Easy Houseplant - Swiss Cheese Plant or Monstera Deliciosa
Swiss Cheese Plant
A Dramatic Houseplant
Swiss Cheese Plant, Monstera Deliciosa, or Cut Leaf Philodendron is a large showy houseplant with dramatic foliage. Mature leaves can be nearly three feet long with deep, uneven cuts along the edges. Holes appearing in the leaf give this easy to grow house plant its common nickname. The holes are charmingly irregular and add interest to the large leaved plant. The foliage is a deep, glossy green.
Though young Monstera deliciosa have heart shaped leaves that resemble a common heart-leaf philodendron, the Swiss Cheese Plant is not a philodendron.
Swiss Cheese Plant has been a popular indoor specimen for many years and adds a beautiful tropical touch that can brighten a corner in a large room or office. The vivid green leaves add a touch of color to a room decorated in neutral colors.
Though it flowers in the wild, it will usually not flower when kept indoors.
Native to Central American rain forests, Monstera deiciosa will not tolerate temperatures below 55 degrees Fahrenheit. Keep out of cool drafts.
How to Grow Swiss Cheese Plant
Swiss Cheese Plant does best in bright light but not direct sunlight. Light from an East facing window is best. Avoid placing in south facing window as the intense heat may scorch the leaves.
Plant in a loose, rich soil. Add peat to enhance drainage. Make sure your pot has drainage holes at the bottom. (Water that can not drain out may cause root rot) Place pot on a large saucer or tray to collect drained water so as not to damage floors or furniture.
Allow soil to dry out between watering.
Tropical Swiss Cheese Plant appreciates humidity. The dry environment of a house in winter can be mitigated with an occasional misting.
As the large leaves collect dust, an occasional wipe with a damp cloth is beneficial. Hold the leaf, supporting the underside so that it does not tear as you clean the leaves.

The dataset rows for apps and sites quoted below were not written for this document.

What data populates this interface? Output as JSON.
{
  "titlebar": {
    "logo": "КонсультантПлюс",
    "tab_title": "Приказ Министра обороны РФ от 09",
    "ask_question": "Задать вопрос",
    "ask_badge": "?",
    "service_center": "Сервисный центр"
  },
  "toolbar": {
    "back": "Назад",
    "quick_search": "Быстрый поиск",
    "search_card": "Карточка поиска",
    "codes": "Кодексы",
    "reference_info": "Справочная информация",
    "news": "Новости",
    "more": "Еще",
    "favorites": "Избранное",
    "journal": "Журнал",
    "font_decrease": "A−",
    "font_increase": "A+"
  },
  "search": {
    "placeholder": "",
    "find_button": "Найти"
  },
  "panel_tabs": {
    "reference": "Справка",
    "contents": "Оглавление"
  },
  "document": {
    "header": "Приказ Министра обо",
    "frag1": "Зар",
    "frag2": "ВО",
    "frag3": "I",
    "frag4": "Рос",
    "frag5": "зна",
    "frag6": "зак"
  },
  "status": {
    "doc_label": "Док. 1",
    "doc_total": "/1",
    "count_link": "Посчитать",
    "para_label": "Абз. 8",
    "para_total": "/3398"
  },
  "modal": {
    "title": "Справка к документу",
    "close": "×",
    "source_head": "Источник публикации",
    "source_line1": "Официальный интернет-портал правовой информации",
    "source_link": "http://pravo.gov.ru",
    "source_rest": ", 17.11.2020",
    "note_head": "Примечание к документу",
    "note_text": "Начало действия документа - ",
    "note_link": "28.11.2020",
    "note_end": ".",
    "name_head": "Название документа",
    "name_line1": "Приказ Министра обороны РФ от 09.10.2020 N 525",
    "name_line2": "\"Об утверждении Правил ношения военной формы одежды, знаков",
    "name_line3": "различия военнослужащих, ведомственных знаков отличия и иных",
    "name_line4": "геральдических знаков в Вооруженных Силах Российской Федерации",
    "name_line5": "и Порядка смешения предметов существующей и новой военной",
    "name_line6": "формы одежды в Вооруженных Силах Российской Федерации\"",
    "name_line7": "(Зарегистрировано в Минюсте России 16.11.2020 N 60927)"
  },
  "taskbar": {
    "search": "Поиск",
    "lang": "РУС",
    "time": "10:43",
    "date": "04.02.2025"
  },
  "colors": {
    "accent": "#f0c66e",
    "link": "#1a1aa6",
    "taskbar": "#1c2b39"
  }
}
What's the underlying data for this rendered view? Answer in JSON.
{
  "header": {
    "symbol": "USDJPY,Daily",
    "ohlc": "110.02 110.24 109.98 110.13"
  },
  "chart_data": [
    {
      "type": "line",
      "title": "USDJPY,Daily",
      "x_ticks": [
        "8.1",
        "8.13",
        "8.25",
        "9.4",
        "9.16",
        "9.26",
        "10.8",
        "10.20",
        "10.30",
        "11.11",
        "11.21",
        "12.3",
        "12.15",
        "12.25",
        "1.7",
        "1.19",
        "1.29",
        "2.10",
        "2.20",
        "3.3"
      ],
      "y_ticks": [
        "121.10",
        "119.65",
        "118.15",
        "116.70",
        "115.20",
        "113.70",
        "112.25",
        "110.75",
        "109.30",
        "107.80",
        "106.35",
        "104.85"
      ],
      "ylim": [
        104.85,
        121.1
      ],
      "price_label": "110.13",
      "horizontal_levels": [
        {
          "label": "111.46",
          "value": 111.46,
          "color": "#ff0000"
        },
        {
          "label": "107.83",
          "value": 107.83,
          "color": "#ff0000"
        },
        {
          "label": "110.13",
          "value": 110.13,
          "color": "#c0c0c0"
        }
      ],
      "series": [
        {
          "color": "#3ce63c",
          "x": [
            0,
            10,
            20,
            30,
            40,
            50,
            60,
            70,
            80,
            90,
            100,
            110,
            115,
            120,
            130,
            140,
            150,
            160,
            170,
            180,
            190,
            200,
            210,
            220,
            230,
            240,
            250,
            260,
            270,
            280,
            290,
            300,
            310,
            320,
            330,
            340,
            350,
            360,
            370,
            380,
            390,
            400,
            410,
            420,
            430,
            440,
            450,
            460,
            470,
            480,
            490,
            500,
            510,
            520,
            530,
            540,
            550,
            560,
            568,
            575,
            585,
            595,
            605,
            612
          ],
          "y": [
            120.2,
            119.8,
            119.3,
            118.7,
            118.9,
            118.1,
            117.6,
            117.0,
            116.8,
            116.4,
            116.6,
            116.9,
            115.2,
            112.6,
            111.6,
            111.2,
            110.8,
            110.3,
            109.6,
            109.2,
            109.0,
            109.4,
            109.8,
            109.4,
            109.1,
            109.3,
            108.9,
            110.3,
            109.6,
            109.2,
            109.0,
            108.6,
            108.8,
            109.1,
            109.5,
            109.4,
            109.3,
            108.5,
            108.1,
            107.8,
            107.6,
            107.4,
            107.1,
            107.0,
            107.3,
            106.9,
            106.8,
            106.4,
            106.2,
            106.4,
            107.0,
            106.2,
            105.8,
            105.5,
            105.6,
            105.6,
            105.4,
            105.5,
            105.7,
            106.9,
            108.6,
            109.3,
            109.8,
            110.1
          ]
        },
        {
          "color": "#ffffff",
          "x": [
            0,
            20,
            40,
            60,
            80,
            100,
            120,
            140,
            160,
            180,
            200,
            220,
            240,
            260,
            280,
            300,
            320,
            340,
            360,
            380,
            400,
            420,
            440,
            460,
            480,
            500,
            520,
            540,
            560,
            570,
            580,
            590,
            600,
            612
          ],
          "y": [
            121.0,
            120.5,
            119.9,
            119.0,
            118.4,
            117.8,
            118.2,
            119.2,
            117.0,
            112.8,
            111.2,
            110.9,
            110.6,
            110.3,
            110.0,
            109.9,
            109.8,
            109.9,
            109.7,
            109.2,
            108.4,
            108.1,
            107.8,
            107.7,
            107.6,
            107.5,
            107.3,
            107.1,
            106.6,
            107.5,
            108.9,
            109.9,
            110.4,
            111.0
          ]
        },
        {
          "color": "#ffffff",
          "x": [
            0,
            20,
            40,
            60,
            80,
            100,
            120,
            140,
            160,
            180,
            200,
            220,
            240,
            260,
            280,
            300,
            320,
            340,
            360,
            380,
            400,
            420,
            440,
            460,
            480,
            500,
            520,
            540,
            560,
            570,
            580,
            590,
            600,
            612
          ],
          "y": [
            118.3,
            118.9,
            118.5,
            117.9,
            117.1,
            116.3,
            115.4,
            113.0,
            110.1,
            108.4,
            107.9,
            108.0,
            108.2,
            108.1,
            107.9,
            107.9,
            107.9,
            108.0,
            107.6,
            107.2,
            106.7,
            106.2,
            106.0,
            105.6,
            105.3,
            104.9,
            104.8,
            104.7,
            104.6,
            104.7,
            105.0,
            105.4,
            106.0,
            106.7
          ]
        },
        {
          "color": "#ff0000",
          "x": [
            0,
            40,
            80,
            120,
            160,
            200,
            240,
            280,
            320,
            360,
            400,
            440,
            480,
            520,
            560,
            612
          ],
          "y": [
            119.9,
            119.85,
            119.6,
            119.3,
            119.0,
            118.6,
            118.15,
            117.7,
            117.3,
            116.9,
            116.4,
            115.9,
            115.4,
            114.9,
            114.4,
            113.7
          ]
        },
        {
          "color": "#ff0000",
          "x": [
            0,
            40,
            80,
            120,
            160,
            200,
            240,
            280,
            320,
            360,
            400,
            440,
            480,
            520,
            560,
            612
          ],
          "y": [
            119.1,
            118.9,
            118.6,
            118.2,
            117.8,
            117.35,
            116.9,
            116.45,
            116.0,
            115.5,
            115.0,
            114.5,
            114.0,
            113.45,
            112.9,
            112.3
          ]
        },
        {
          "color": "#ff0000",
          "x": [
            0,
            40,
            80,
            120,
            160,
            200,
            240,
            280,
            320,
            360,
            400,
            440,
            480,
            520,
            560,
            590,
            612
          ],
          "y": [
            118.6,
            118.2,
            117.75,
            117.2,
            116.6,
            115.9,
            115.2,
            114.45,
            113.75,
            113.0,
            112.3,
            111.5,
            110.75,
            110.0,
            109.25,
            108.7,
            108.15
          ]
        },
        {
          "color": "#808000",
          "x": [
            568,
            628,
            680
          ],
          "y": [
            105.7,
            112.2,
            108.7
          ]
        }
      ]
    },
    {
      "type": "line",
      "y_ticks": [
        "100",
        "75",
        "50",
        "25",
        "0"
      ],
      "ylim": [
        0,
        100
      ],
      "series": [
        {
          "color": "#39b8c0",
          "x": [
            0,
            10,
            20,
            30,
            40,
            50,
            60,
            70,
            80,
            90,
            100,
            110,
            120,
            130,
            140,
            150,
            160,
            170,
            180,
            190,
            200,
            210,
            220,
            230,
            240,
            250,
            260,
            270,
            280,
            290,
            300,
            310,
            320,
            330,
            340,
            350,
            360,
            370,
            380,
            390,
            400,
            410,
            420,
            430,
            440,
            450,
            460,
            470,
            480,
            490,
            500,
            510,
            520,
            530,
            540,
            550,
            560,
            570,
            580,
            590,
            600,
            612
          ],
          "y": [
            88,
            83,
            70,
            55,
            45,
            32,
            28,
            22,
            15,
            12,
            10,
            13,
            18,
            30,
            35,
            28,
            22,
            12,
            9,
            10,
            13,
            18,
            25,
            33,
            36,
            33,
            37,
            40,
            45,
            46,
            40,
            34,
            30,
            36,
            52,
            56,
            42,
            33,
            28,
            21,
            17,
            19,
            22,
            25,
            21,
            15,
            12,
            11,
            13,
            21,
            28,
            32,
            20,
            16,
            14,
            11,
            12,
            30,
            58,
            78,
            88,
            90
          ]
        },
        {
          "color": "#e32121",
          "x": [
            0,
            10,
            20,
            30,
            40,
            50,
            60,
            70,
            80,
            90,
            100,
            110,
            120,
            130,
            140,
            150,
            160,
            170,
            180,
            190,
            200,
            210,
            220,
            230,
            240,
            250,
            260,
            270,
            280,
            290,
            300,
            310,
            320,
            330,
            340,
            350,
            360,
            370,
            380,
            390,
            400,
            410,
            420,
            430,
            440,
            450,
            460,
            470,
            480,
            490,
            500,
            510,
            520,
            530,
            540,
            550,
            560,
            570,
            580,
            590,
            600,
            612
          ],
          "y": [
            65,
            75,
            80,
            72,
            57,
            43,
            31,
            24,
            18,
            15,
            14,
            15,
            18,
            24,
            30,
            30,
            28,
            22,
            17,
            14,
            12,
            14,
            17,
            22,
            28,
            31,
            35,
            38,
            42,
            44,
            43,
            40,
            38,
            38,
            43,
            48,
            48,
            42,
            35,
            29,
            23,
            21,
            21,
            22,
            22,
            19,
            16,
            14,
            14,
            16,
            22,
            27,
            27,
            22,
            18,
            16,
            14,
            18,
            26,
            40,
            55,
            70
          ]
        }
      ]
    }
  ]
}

A temperature between 65 - 85 degrees F is best for Monstera Deliciosa.
Apply fertilizer once a month.
Grown in a large pot, Swiss Cheese plant will sprawl and appear like a shrub. It can also be tied to a support and grown upwards for vertical interest.
If you see exposed roots, they are not a cause for concern. Swiss Cheese Plant which is a vine produces air roots that will attach themselves to a pole used for support. The roots will also invade the soil of nearby plants!
Swiss Cheese Plant - Problems
Swiss Cheese Plant, like many houseplants, is toxic. Do not allow dogs, cats, or children to touch or chew on leaves. If chewed, poisons in the foliage can cause irritation of the mouth, blisters, and vomiting. The plant can also cause skin irritation in sensitive people. Wash hands well after touching or wear gloves when handling.
Yellow leaves are usually a sign of overwatering
Yellow leaves can also be a sign that the plant needs nitrogen, a common ingredient in fertilizer.
Some older leaves at the base of the plant may turn yellow with age and is not a cause for concern.
In any case, remove yellowed leaves as they will not revive.
Brown Leaves can be caused by sun scorch if plant is set in a southern exposure. Move plant and remove brown leaves.
Brown leaves may also be cause by over fertilizing. Cut back on fertilizer and remove brown leaves.
To solve some confusion
Monstera Deliciosa is sometimes confused with a Tree Philodendron. In fact, both plants are occasionally called Split Leaf Philodendron. In the video below, you can see the difference.